The main text is particularly well organized and well written too. Despite the fact that the information content is dense, the text is surprisingly readable. All in all, the author has done a particularly good job. For anyone interested in the history of health, this is a must read!
Hunter-gatherers did not enjoy perfect health, but they were vulnerable to far fewer maladies than people in agricultural societies. In hunter society, dying from accidents was common. Intestinal parasites were common, and hunters were vulnerable to zoonotic diseases, which could use humans and other animals as hosts, but couldn't be transmitted from human to human. Diseases that could be transmitted from human to human were rare. Cancer, heart disease, and other degenerative diseases were very rare, as was starvation.

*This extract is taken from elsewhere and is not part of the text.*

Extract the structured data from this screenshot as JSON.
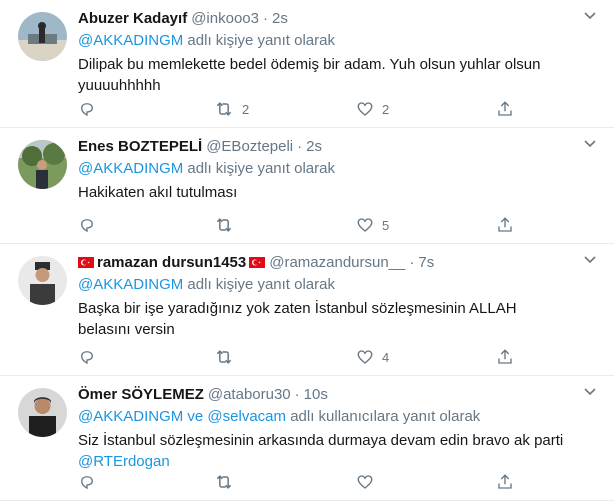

There are scientists who study the health of dead folks via their bones or mummified remains. Their research reveals that big game hunters were the best nourished group in human history. Animal foods are the best source of complete proteins, and they are rich in other nutrients. When big game declined, we shifted to intensified foraging, and hunted for small game. The people of this new phase were shorter and experienced more infections.
With the shift to farming, the quality of our health plunged. Infection rates doubled at some Illinois sites. Tuberculosis became common. Intestinal parasites increased. Reduced nutrition led to shorter people. Life expectancy did not increase.
Wild hunter-gatherers were nomadic. They frequently packed up and moved, leaving their excrement behind. Wild grazing animals were also nomadic.Read more ›
Cohen also admits that he is only an expert in one field and has had to have help to ensure he has properly understood other fields data. This makes it, in my opinion, very reliable.
This would be a great starting point for anyone interested about understanding the spread of diseases and health conditions. Dr. Cohen has roughly 20 pages of external reading options for anyone interested in pursuing the subject further. It was a clearly, well written, intellectually challenging piece.